[Start of section]

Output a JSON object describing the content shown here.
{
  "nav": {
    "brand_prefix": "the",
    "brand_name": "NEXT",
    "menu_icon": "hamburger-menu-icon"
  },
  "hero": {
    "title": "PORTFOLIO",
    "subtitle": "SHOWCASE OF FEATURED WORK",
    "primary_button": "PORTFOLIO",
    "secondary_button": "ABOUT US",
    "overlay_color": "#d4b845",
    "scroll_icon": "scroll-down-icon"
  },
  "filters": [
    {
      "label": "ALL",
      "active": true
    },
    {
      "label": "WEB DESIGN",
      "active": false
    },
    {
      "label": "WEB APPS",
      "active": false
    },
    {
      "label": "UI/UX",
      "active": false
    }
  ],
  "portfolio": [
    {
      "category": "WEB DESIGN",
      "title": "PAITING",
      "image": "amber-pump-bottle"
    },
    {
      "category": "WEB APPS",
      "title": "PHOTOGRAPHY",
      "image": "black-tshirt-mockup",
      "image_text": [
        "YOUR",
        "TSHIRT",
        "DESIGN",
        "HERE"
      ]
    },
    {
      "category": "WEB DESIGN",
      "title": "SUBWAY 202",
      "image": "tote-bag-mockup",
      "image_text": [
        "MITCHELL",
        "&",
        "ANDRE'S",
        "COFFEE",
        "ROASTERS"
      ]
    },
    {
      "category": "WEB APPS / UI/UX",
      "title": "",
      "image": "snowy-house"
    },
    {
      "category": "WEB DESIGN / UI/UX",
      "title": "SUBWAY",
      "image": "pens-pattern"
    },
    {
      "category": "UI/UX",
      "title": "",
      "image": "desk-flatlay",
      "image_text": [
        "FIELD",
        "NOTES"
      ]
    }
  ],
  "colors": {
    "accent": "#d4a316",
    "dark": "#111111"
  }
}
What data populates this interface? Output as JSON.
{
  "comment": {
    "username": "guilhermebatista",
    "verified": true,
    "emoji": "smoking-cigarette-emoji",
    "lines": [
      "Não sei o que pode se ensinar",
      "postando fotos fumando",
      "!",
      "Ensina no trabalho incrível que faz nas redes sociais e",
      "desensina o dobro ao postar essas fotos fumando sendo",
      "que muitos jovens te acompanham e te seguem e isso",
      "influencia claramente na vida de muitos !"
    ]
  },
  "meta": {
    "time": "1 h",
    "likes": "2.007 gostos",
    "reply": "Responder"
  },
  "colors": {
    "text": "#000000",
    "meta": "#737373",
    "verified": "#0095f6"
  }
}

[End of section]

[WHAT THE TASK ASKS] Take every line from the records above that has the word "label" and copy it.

[OUTPUT FOR THIS EXERCISE]
      "label": "ALL",
      "label": "WEB DESIGN",
      "label": "WEB APPS",
      "label": "UI/UX",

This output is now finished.